- [TASK DIRECTIONS] Go through the entries and write each one out again unchanged.

Web page and app entries:
= = = = = = =
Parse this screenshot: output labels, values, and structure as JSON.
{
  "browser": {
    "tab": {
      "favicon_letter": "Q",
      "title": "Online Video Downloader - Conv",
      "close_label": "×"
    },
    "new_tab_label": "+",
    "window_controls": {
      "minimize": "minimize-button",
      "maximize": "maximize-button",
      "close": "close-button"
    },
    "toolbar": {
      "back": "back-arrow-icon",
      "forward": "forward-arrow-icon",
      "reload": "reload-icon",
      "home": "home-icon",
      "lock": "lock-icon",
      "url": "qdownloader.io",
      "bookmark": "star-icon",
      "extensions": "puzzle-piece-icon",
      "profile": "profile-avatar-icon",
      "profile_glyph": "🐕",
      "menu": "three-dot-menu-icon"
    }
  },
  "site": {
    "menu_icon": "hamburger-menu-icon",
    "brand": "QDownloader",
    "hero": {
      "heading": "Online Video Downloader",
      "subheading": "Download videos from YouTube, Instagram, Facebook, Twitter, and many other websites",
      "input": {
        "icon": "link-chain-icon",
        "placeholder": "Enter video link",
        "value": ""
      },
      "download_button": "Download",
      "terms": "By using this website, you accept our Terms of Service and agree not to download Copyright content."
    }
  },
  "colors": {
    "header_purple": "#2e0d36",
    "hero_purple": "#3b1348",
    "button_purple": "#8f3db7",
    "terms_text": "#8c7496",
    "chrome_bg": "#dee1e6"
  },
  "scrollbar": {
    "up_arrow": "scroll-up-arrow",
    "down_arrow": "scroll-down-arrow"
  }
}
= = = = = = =
- [RESPONSE BELOW]
Parse this screenshot: output labels, values, and structure as JSON.
{
  "browser": {
    "tab": {
      "favicon_letter": "Q",
      "title": "Online Video Downloader - Conv",
      "close_label": "×"
    },
    "new_tab_label": "+",
    "window_controls": {
      "minimize": "minimize-button",
      "maximize": "maximize-button",
      "close": "close-button"
    },
    "toolbar": {
      "back": "back-arrow-icon",
      "forward": "forward-arrow-icon",
      "reload": "reload-icon",
      "home": "home-icon",
      "lock": "lock-icon",
      "url": "qdownloader.io",
      "bookmark": "star-icon",
      "extensions": "puzzle-piece-icon",
      "profile": "profile-avatar-icon",
      "profile_glyph": "🐕",
      "menu": "three-dot-menu-icon"
    }
  },
  "site": {
    "menu_icon": "hamburger-menu-icon",
    "brand": "QDownloader",
    "hero": {
      "heading": "Online Video Downloader",
      "subheading": "Download videos from YouTube, Instagram, Facebook, Twitter, and many other websites",
      "input": {
        "icon": "link-chain-icon",
        "placeholder": "Enter video link",
        "value": ""
      },
      "download_button": "Download",
      "terms": "By using this website, you accept our Terms of Service and agree not to download Copyright content."
    }
  },
  "colors": {
    "header_purple": "#2e0d36",
    "hero_purple": "#3b1348",
    "button_purple": "#8f3db7",
    "terms_text": "#8c7496",
    "chrome_bg": "#dee1e6"
  },
  "scrollbar": {
    "up_arrow": "scroll-up-arrow",
    "down_arrow": "scroll-down-arrow"
  }
}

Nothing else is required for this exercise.